wow. i wonder what else was in those textbooks we had. i did get funny looks sometimes, when i would say things in class after transferring to a real school...
moonchild_lnd
Jul. 10th, 2010 10:37 pm (UTC)
Unbelievable. All the people I know who home-school are Pagans, not Christians, but I don't know that many Fundamentalist Christians.

I've heard that a small group of very religious Christians in Texas essentially choose the textbooks that are used in public schools throughout the country. I read an autobiography years ago -- it may have been Richard Feynman, but honestly I can't remember for certain. Whomever it was -- he was invited to be on the textbook committee, so he carefully read all the books to make genuine recommendations, and refused all the "perks" the manufacturers offered him, so as to remain unbiased. He complained that his fellow committee members apparently recommended their books based upon the "perks" (aka bribes) the book manufacturers offered.
wilson_lizard
Jul. 18th, 2010 12:12 am (UTC)
It's always interesting to watch the socialization when the Pagan and Christian home schoolers end up at the same event. I'd say there are about equal numbers where I live.

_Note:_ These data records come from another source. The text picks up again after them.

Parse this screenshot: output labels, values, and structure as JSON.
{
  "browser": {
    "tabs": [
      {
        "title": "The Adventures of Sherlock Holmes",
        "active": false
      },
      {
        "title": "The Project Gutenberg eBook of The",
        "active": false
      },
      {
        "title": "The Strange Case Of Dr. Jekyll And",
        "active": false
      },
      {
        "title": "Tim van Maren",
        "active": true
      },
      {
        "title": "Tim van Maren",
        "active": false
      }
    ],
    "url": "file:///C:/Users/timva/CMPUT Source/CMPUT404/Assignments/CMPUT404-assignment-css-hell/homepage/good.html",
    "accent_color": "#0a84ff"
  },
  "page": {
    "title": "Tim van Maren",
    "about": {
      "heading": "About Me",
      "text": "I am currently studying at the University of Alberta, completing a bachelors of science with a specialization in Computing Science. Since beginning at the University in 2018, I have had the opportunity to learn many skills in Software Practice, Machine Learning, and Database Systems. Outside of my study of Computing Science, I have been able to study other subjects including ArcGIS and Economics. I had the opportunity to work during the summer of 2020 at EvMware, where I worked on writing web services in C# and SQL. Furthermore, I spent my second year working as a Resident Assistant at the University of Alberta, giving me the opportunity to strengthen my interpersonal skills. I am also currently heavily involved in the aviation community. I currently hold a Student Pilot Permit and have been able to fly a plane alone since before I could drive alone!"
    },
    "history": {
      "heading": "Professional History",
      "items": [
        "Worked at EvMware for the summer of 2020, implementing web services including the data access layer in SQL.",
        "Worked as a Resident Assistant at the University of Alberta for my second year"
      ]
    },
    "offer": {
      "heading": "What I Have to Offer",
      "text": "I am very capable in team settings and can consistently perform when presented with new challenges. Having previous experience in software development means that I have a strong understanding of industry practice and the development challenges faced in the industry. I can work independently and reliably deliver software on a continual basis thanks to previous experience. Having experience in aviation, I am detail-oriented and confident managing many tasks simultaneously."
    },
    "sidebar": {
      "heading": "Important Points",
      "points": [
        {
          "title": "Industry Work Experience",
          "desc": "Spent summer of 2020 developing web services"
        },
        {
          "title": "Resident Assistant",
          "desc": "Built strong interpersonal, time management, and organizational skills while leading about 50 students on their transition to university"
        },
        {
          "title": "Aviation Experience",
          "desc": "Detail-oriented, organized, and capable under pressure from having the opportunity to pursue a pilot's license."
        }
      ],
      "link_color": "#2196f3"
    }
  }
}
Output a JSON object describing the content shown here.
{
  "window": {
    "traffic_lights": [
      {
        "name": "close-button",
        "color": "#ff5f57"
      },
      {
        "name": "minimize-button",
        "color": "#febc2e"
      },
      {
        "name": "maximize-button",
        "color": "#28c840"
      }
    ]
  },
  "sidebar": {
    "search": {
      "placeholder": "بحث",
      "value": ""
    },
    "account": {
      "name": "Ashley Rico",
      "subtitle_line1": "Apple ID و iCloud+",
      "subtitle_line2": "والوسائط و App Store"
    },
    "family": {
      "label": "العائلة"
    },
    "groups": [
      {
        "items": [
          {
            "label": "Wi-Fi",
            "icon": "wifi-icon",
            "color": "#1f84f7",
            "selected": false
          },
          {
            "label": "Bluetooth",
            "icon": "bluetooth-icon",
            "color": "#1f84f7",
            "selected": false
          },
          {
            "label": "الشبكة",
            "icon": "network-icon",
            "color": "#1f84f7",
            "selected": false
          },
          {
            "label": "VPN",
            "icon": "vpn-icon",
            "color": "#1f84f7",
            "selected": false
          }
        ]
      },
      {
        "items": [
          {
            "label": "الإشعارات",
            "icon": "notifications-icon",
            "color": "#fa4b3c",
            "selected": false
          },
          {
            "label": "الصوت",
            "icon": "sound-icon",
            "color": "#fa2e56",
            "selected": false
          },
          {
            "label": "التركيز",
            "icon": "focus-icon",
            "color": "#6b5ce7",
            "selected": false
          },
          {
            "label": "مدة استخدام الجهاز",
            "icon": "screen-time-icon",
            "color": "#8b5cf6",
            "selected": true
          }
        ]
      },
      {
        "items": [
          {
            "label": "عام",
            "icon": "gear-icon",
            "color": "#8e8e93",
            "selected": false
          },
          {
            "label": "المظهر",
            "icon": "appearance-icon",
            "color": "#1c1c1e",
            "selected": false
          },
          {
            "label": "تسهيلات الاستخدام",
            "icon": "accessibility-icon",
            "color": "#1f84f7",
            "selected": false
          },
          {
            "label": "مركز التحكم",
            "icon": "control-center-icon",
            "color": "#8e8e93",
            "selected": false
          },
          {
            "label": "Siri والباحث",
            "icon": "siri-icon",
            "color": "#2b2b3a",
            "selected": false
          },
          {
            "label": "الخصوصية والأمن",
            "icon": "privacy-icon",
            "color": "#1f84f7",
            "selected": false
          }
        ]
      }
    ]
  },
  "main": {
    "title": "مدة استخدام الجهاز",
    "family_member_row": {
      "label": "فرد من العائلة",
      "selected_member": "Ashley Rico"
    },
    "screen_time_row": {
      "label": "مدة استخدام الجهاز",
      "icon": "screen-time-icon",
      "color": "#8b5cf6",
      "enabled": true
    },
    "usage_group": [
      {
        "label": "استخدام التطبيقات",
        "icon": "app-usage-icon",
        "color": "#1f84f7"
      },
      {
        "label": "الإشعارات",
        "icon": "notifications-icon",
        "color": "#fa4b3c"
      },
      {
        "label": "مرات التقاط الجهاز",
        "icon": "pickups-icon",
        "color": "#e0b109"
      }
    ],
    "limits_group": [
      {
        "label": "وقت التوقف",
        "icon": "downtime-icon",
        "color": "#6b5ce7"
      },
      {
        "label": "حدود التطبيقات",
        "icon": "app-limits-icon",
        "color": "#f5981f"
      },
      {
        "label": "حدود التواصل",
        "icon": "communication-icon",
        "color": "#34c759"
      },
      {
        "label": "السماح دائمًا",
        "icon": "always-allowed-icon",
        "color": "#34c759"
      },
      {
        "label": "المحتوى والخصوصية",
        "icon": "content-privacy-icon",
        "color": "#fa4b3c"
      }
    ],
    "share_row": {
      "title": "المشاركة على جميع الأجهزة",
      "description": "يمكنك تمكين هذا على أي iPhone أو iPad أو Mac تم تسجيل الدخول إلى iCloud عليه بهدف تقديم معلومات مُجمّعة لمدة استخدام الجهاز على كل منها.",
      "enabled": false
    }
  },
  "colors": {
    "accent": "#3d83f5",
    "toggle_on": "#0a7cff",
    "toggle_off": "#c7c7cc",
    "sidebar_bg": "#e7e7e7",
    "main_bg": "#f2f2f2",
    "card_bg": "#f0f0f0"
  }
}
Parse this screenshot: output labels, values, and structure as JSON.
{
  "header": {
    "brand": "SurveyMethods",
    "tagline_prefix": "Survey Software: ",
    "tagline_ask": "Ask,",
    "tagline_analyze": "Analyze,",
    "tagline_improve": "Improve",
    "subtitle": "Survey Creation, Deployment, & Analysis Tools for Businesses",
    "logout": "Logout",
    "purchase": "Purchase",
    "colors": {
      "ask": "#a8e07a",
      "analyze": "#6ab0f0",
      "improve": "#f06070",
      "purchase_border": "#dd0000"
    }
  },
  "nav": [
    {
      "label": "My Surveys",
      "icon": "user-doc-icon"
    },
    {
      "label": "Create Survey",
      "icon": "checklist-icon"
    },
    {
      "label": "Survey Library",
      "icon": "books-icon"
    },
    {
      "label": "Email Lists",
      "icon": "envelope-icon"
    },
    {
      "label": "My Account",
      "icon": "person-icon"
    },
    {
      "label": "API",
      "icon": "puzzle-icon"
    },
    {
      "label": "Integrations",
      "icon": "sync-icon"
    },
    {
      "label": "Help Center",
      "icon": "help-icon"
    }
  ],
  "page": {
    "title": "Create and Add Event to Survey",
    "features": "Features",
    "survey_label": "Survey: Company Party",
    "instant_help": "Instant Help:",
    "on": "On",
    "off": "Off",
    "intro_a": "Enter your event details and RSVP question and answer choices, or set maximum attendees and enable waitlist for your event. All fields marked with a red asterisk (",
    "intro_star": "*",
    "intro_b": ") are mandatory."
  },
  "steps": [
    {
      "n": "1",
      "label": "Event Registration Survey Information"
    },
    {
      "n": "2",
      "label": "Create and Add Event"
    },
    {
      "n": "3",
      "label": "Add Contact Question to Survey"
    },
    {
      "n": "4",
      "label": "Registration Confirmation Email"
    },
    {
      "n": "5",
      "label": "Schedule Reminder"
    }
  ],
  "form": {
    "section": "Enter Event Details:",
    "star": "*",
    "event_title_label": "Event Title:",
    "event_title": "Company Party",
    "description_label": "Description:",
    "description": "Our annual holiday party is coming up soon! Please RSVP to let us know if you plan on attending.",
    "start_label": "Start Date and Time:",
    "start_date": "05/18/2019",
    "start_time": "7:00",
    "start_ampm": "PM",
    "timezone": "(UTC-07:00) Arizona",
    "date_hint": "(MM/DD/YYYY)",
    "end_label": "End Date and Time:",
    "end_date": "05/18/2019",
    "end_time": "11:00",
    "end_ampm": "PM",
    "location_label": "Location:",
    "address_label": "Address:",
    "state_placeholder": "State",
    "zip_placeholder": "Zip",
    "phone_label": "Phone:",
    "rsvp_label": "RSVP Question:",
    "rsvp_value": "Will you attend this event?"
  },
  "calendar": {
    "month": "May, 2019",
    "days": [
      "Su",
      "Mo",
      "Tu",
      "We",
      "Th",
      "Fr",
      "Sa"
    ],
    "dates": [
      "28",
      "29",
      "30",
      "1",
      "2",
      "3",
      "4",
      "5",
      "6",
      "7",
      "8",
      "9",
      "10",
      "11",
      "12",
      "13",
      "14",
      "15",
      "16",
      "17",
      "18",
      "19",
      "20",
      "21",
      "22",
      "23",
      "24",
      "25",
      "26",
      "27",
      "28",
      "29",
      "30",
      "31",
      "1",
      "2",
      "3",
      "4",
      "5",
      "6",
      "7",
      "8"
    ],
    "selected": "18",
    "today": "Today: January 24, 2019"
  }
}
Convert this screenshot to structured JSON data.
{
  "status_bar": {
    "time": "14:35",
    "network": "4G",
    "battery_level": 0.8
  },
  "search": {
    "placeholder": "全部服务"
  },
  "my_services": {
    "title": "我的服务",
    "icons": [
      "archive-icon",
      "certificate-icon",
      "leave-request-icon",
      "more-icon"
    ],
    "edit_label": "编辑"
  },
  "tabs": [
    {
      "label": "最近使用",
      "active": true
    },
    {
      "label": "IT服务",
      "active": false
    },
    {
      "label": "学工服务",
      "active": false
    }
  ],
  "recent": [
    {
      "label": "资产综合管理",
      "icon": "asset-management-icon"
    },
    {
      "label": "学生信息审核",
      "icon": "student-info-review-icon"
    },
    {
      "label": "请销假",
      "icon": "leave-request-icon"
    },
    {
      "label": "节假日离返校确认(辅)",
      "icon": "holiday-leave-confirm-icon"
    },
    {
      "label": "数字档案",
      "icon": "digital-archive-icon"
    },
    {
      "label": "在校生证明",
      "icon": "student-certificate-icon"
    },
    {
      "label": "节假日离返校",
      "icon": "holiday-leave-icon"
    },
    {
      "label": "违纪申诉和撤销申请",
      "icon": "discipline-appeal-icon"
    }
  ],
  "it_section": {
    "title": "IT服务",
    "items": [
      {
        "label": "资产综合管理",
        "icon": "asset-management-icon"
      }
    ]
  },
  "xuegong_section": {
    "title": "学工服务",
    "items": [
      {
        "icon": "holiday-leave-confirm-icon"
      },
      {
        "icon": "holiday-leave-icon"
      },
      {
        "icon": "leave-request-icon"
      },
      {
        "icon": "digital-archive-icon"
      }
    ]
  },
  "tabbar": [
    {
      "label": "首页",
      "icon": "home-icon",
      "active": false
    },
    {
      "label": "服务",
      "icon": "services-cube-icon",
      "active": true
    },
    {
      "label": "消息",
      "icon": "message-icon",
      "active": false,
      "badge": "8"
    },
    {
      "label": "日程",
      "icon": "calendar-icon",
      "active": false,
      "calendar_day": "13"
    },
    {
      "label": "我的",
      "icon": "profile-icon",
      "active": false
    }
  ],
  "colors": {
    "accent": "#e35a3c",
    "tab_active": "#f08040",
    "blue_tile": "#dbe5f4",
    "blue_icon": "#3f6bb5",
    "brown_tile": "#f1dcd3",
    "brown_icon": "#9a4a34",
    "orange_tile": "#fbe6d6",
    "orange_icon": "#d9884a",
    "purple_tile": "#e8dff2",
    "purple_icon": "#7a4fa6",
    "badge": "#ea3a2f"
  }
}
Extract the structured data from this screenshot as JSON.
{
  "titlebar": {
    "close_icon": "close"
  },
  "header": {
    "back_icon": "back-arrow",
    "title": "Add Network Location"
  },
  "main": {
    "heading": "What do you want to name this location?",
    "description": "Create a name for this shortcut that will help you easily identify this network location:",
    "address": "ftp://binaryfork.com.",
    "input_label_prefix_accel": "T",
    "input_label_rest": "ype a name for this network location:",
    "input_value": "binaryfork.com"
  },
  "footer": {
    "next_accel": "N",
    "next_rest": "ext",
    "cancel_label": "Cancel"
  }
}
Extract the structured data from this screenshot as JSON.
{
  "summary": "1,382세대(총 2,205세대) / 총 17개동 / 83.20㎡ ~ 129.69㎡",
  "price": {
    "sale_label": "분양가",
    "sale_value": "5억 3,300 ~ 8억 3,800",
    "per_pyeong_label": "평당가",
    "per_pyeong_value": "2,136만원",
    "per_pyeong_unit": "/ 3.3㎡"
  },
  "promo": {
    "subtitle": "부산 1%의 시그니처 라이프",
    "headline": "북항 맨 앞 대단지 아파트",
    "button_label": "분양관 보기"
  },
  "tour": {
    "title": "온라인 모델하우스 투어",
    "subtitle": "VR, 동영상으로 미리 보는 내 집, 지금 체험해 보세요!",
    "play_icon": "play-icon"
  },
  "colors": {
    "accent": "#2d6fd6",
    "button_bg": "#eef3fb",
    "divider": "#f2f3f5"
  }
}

My uncle has been a text book writer for at least 25 years. He once explained to me that the TX state board of superintendents chooses the textbooks for the state, and because they are the largest buyers in the nation, they more or less decide what gets published.

It is one of the reasons that we home school. :)
shevabree
Jul. 11th, 2010 06:47 pm (UTC)
packbat
Jul. 12th, 2010 04:00 am (UTC)
I think you may be giving the authors too much credit. It is just barely possible that they are repeating what they were told, but the only way I can see that this meme could be born is by a philosopher deliberately creating anti-epistemology so as to justify dismissing a contrary argument without regard for truth.

It makes me sick.
jonnymoon
Jul. 13th, 2010 05:05 pm (UTC)
Doncha just love those people who use the expression, "But it's right there, in black and white!"
.
I had some fella the other day try to tell me, "I'm reading Obama's policy, and I don't see what you're telling me anywhere in it. Therefore, he couldn't have done what you're telling me he did"...despite the fact it was plastered all over the news.
.
Some people are just plain delusional, I swear.
(Anonymous)
Jul. 16th, 2010 06:02 am (UTC)
do you know and recognize miracles?
http://www.youtube.com/watch?v=EGy64NJWotg

I <3 ZJ :)
( 35 comments — Leave a comment )